8. People pray and listen to the Sunday service outside of the Emanuel AME Church in Charleston, South Carolina.Source:Getty 8 of 20
9. Parishioners sit at Emanuel AME Church four days after a mass shooting that claimed the lives of its pastor and eight others.Source:Getty 9 of 20
10. The Rev. Norvel Goff, right, prays at the empty seat of the Rev. Clementa Pinckney.Source:Getty 10 of 20
11. South Carolina Gov. Nikki Haley, R-S.C., embraces U.S. Sen Tim Scott, R-S.C., at Emanuel AME Church.Source:Getty 11 of 20
12. A parishioner prays at the empty seat of the Rev. Clementa Pinckney at the Emanuel AME Church.Source:Getty 12 of 20
13. The congregation departs following Sunday services at the Emanuel AME Church in Charleston, South Carolina.Source:Getty 13 of 20
14. A family is seen leaving Emanuel AME Church following Sunday services.Source:Getty 14 of 20
15. People embrace as they depart the Emanuel AME Church following Sunday services.Source:Getty 15 of 20
16. Church members comfort one another after Emanuel's first service since the Charleston shooting.Source:Alex Colby 16 of 20
17. Church members comfort one another outside of Emanuel.Source:Alex Colby 17 of 20
18. A mother and son surround a memorial for the nine church members killed during the Charleston shooting.Source:Alex Colby 18 of 20
19. Charleston natives comfort each other during the church's first service since the shooting on June 17.Source:Alex Colby 19 of 20
20. Activist DeRay McKesson is seen outside of Emanuel AME church.Source:Alex Colby 20 of 20

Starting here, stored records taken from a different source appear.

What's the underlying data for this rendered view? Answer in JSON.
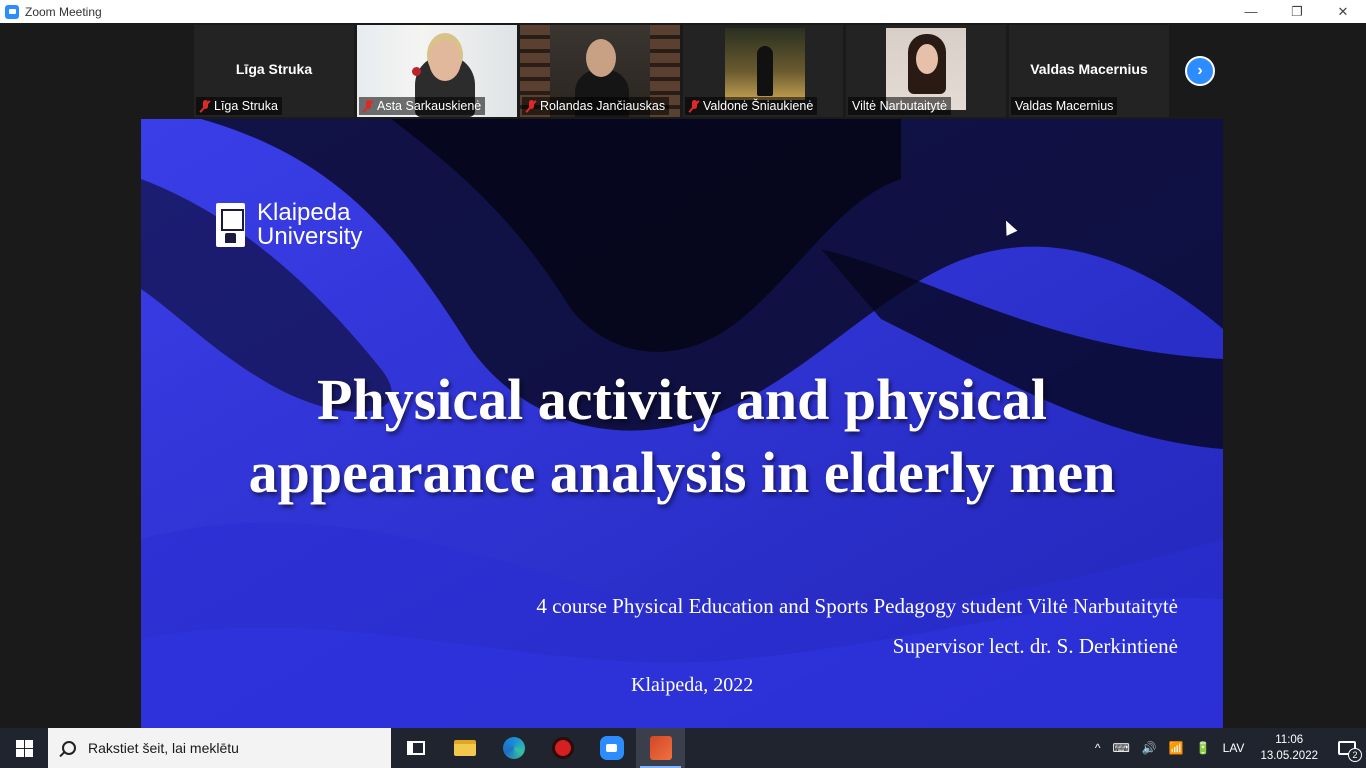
{
  "window": {
    "title": "Zoom Meeting",
    "minimize_glyph": "—",
    "restore_glyph": "❐",
    "close_glyph": "✕"
  },
  "participants": [
    {
      "name": "Līga Struka",
      "display": "Līga Struka",
      "video": false,
      "muted": true
    },
    {
      "name": "Asta Sarkauskienė",
      "video": true,
      "muted": true
    },
    {
      "name": "Rolandas Jančiauskas",
      "video": true,
      "muted": true
    },
    {
      "name": "Valdonė Šniaukienė",
      "video": true,
      "muted": true
    },
    {
      "name": "Viltė Narbutaitytė",
      "video": true,
      "muted": false,
      "active_speaker": true
    },
    {
      "name": "Valdas Macernius",
      "display": "Valdas Macernius",
      "video": false,
      "muted": false
    }
  ],
  "strip": {
    "next_glyph": "›"
  },
  "slide": {
    "logo_line1": "Klaipeda",
    "logo_line2": "University",
    "title_line1": "Physical activity and physical",
    "title_line2": "appearance analysis in elderly men",
    "subtitle1": "4 course Physical Education and Sports Pedagogy student Viltė Narbutaitytė",
    "subtitle2": "Supervisor lect. dr. S. Derkintienė",
    "footer": "Klaipeda, 2022",
    "background_color": "#2b2fd0"
  },
  "taskbar": {
    "search_placeholder": "Rakstiet šeit, lai meklētu",
    "language": "LAV",
    "time": "11:06",
    "date": "13.05.2022",
    "notifications": "2",
    "tray_glyphs": [
      "^",
      "⌨",
      "🔊",
      "📶",
      "🔋"
    ],
    "apps": [
      "task-view-icon",
      "file-explorer-icon",
      "edge-icon",
      "red-app-icon",
      "zoom-icon",
      "powerpoint-icon"
    ]
  },
  "colors": {
    "zoom_blue": "#2d8cff",
    "active_border": "#9ccc4a",
    "muted_red": "#e02828"
  }
}
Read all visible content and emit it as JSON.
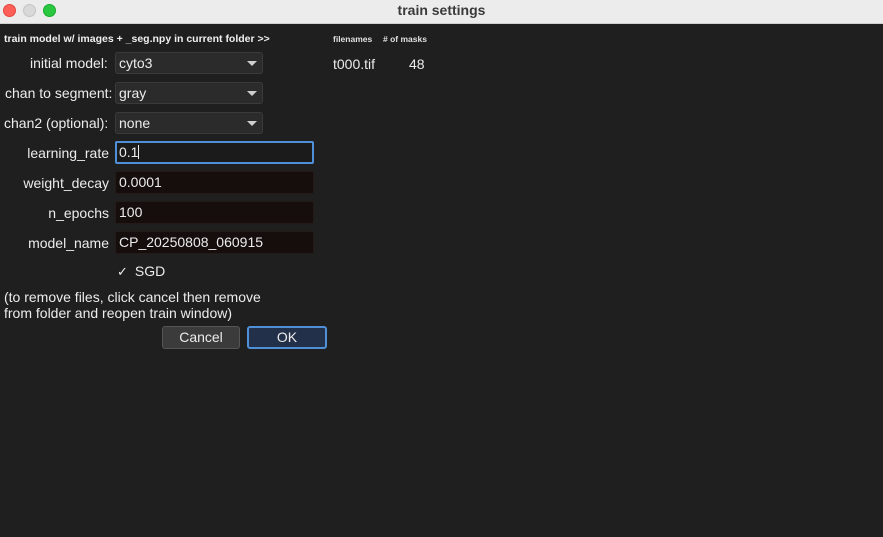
{
  "window": {
    "title": "train settings"
  },
  "header": {
    "instruction": "train model w/ images + _seg.npy in current folder >>",
    "filenames_label": "filenames",
    "masks_label": "# of masks"
  },
  "form": {
    "initial_model": {
      "label": "initial model:",
      "value": "cyto3"
    },
    "chan_to_segment": {
      "label": "chan to segment:",
      "value": "gray"
    },
    "chan2": {
      "label": "chan2 (optional):",
      "value": "none"
    },
    "learning_rate": {
      "label": "learning_rate",
      "value": "0.1"
    },
    "weight_decay": {
      "label": "weight_decay",
      "value": "0.0001"
    },
    "n_epochs": {
      "label": "n_epochs",
      "value": "100"
    },
    "model_name": {
      "label": "model_name",
      "value": "CP_20250808_060915"
    },
    "sgd": {
      "label": "SGD",
      "check": "✓",
      "checked": true
    }
  },
  "note": {
    "line1": "(to remove files, click cancel then remove",
    "line2": "from folder and reopen train window)"
  },
  "buttons": {
    "cancel": "Cancel",
    "ok": "OK"
  },
  "files": [
    {
      "filename": "t000.tif",
      "masks": "48"
    }
  ],
  "colors": {
    "accent": "#4f8fd8",
    "background": "#1f1f1f",
    "field_bg": "#150e0d"
  }
}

[ione_facebook_like_box url_segment=TheDLHughleyShow height=”260″
What It Means To Be A Black American On Independence Day was originally published on newsone.com